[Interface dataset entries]
- - - - -
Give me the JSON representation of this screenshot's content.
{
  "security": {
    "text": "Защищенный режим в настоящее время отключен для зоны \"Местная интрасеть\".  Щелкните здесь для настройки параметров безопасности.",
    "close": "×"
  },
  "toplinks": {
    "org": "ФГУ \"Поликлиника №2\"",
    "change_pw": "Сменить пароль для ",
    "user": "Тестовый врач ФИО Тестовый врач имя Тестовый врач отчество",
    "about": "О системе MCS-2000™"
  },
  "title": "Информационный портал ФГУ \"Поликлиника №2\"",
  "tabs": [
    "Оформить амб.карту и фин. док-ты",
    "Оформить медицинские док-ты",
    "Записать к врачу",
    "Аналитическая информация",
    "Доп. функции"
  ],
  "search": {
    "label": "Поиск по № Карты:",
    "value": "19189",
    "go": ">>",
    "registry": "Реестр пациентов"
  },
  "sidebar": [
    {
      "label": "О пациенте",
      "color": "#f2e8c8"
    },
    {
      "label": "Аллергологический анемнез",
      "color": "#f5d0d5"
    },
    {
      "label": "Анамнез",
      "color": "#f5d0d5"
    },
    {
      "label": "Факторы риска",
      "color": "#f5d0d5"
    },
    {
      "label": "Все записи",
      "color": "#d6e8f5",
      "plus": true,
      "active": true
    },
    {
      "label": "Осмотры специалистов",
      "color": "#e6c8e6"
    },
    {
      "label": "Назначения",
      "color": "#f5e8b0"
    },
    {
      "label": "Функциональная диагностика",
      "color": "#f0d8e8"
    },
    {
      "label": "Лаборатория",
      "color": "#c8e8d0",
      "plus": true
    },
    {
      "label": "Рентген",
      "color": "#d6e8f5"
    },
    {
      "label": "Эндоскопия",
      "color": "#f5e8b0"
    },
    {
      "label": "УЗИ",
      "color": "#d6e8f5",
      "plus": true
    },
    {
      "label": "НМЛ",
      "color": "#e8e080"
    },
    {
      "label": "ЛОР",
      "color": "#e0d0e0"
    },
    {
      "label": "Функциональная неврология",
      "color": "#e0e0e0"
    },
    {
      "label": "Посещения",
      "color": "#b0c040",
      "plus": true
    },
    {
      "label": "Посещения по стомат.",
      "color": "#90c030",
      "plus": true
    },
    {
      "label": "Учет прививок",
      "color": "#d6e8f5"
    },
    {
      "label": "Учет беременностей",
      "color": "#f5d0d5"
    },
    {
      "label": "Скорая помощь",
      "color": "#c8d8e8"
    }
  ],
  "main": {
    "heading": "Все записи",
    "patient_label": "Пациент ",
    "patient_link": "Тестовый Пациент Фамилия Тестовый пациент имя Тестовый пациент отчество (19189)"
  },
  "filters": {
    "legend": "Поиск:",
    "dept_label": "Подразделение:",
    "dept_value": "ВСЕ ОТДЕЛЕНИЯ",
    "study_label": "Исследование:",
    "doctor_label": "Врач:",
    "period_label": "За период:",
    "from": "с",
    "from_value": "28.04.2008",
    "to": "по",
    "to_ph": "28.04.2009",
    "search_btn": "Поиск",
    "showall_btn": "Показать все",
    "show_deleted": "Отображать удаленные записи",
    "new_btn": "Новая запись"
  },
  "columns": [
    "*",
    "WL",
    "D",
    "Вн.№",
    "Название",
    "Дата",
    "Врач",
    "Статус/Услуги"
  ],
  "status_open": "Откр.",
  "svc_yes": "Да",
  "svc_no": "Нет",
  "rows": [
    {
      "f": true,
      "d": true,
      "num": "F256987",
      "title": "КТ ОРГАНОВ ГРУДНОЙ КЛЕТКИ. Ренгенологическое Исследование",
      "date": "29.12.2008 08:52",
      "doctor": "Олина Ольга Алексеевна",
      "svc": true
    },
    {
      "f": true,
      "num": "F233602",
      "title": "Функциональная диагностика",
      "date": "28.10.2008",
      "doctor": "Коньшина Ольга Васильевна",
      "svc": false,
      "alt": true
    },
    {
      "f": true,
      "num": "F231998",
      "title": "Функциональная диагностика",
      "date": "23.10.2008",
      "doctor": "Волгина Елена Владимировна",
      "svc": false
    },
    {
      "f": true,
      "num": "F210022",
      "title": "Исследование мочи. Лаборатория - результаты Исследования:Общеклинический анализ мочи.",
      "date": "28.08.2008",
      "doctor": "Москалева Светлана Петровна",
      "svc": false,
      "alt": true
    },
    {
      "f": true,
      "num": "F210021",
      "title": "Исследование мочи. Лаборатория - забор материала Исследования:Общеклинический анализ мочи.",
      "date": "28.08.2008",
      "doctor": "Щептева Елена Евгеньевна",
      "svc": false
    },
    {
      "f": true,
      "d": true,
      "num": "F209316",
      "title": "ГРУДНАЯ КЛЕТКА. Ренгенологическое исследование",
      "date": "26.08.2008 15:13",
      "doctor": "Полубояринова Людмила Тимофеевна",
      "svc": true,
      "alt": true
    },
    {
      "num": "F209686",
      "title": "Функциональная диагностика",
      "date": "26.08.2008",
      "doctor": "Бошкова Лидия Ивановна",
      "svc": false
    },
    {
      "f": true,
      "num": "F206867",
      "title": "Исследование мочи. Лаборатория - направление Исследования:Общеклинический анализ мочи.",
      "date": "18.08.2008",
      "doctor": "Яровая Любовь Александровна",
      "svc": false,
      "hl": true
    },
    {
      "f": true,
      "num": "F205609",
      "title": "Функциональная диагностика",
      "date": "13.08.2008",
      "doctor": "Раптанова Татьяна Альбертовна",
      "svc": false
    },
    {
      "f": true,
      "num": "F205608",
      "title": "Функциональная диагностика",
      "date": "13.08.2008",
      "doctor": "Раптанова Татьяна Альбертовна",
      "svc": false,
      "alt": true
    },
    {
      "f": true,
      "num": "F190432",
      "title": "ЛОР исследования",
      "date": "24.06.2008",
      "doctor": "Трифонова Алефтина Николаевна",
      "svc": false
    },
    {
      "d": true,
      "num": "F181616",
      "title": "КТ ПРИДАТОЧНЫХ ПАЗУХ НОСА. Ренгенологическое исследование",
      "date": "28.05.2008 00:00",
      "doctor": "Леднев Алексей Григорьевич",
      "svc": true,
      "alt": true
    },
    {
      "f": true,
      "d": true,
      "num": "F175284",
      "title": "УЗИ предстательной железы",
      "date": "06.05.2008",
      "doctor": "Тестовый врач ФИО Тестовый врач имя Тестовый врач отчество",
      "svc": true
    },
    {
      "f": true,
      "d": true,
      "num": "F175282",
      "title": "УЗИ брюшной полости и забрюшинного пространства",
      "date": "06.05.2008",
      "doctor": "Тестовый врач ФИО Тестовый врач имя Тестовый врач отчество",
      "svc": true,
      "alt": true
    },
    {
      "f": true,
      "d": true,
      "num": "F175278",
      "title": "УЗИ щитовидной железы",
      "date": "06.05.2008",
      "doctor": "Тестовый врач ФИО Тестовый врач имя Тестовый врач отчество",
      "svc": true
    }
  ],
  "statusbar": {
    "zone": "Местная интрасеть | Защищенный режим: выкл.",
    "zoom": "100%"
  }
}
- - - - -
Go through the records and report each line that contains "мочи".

**RESULT FOR THIS EXERCISE**
      "title": "Исследование мочи. Лаборатория - результаты Исследования:Общеклинический анализ мочи.",
      "title": "Исследование мочи. Лаборатория - забор материала Исследования:Общеклинический анализ мочи.",
      "title": "Исследование мочи. Лаборатория - направление Исследования:Общеклинический анализ мочи.",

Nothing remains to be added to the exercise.